Could you return every line of the records below that contains the word "JSON"?

| Material supplied |
"""

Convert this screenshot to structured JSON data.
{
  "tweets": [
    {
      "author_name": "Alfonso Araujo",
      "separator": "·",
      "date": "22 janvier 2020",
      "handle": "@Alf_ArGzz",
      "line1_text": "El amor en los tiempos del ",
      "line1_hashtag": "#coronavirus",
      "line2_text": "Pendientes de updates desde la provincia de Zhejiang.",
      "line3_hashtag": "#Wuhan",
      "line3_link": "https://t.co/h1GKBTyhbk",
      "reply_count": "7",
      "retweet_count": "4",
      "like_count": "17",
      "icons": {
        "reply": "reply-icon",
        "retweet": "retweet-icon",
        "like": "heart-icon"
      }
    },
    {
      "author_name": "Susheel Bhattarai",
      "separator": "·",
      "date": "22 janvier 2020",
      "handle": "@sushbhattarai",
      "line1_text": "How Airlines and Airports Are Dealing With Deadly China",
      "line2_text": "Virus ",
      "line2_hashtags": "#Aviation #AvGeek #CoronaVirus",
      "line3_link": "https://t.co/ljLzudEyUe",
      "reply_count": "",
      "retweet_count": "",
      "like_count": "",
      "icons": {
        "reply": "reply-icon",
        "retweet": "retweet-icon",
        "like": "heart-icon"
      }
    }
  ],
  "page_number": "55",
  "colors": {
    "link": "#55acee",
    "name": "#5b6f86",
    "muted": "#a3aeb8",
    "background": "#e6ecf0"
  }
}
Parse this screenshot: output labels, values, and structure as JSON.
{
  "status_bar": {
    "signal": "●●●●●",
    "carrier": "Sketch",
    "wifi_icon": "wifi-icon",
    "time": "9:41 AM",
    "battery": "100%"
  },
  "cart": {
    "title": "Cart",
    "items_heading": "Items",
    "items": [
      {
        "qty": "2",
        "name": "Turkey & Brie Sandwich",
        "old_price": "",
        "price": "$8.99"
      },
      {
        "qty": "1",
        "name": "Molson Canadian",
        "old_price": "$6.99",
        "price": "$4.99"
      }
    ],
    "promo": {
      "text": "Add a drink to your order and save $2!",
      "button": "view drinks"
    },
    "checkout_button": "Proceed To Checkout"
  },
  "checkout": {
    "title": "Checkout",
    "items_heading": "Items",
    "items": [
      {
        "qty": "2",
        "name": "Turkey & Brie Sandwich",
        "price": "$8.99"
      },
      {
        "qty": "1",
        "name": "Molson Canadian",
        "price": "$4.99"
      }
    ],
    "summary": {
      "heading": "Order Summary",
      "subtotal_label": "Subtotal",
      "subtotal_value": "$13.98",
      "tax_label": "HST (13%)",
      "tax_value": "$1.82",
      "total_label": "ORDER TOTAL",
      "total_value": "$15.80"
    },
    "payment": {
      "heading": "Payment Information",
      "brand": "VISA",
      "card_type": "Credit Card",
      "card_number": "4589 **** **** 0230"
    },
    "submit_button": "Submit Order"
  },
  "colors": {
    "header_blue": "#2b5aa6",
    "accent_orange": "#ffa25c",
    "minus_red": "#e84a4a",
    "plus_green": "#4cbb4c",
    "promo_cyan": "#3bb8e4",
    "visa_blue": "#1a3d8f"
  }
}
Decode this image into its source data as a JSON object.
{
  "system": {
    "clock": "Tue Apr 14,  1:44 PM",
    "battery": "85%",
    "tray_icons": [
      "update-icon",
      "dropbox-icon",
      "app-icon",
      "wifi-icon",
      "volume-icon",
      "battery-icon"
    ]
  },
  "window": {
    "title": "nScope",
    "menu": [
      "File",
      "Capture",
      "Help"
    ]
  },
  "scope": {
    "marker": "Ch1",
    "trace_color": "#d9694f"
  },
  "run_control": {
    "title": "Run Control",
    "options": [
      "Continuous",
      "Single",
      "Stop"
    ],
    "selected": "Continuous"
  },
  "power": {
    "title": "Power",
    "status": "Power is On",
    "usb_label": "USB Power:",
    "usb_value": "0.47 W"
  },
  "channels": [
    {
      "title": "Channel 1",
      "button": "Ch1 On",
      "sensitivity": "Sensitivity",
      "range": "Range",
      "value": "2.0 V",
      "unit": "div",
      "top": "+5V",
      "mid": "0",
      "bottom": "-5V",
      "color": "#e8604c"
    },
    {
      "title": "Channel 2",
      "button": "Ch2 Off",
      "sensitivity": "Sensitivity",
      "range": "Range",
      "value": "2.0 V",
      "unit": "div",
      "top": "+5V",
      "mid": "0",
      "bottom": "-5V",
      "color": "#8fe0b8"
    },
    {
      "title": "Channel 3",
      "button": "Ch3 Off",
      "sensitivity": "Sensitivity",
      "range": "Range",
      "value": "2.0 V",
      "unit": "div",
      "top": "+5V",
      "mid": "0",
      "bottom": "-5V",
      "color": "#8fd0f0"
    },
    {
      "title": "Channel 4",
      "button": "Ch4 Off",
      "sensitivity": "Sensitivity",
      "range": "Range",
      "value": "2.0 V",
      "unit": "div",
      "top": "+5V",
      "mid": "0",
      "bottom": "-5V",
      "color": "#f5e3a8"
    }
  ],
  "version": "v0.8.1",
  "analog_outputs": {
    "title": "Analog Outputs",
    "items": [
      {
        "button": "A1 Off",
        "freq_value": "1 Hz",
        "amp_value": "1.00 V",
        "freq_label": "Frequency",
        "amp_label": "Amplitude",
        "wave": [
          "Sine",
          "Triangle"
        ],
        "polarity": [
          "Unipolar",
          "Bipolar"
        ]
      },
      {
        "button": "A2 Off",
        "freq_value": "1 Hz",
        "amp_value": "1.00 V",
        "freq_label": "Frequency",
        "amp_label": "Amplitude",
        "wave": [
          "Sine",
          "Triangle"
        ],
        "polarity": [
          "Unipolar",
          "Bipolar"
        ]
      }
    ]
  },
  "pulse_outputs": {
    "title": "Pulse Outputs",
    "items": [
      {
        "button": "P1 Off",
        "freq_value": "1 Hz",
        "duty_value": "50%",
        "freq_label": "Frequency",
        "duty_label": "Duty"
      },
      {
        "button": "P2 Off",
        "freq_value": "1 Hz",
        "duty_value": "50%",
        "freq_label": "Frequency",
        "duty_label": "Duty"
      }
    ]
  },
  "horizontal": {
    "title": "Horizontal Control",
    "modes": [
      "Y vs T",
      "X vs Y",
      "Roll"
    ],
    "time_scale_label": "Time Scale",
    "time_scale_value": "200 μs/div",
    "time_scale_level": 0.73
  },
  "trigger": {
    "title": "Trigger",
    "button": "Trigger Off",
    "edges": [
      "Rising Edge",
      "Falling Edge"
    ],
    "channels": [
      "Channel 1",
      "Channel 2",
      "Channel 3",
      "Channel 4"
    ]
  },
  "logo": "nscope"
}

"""

| Answer |
Convert this screenshot to structured JSON data.
Parse this screenshot: output labels, values, and structure as JSON.
Decode this image into its source data as a JSON object.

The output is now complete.